Exercise data below:
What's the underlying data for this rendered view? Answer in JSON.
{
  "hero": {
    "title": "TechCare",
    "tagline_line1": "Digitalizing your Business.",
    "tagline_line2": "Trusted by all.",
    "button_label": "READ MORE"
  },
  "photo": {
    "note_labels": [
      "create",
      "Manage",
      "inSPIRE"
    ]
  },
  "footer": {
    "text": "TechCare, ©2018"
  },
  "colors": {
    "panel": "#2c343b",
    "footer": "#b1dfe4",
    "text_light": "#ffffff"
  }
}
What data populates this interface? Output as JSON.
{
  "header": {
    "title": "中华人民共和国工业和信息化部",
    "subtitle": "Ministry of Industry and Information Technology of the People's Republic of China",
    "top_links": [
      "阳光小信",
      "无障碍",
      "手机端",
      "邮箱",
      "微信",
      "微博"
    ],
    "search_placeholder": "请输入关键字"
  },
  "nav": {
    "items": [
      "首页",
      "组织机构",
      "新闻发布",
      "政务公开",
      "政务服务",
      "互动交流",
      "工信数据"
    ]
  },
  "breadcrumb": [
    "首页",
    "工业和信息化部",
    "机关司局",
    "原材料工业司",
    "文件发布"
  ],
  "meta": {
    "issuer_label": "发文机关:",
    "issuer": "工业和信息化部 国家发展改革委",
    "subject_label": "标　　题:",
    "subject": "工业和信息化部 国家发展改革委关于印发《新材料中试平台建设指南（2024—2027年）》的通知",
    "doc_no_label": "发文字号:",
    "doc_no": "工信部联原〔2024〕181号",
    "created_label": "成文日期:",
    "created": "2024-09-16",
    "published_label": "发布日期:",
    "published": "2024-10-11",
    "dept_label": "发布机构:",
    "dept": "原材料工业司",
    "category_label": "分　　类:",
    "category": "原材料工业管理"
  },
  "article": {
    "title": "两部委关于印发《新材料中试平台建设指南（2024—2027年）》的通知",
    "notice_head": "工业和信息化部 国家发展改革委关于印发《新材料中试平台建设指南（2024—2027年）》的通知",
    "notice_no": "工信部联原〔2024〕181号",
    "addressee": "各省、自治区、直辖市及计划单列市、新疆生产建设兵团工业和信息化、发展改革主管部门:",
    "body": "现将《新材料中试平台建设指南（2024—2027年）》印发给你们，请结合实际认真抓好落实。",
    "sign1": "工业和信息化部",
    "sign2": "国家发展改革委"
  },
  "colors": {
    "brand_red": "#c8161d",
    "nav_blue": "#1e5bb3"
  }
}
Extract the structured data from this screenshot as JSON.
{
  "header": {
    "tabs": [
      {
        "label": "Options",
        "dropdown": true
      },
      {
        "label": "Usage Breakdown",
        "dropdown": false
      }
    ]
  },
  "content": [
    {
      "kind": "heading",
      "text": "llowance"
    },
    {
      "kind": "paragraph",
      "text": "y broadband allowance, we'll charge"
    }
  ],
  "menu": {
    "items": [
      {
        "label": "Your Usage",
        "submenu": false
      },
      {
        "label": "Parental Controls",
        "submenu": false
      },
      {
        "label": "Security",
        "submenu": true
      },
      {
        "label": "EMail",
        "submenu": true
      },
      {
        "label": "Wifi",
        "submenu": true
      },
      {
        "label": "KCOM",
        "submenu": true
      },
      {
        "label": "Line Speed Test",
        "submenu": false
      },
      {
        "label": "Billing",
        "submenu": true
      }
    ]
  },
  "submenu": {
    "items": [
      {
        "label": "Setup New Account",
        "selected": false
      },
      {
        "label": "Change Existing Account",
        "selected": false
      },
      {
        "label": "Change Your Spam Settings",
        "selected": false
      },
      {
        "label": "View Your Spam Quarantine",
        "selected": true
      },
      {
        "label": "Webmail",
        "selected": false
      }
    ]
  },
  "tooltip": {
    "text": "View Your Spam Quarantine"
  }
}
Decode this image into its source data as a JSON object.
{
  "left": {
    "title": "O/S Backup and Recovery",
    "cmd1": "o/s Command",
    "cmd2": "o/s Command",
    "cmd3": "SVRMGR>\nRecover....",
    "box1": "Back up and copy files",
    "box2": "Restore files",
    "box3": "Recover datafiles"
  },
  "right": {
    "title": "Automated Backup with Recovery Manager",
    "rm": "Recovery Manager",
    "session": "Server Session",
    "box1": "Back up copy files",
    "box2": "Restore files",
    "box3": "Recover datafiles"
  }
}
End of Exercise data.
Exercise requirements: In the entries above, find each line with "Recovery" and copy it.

Answer for the task:
    "title": "O/S Backup and Recovery",
    "title": "Automated Backup with Recovery Manager",
    "rm": "Recovery Manager",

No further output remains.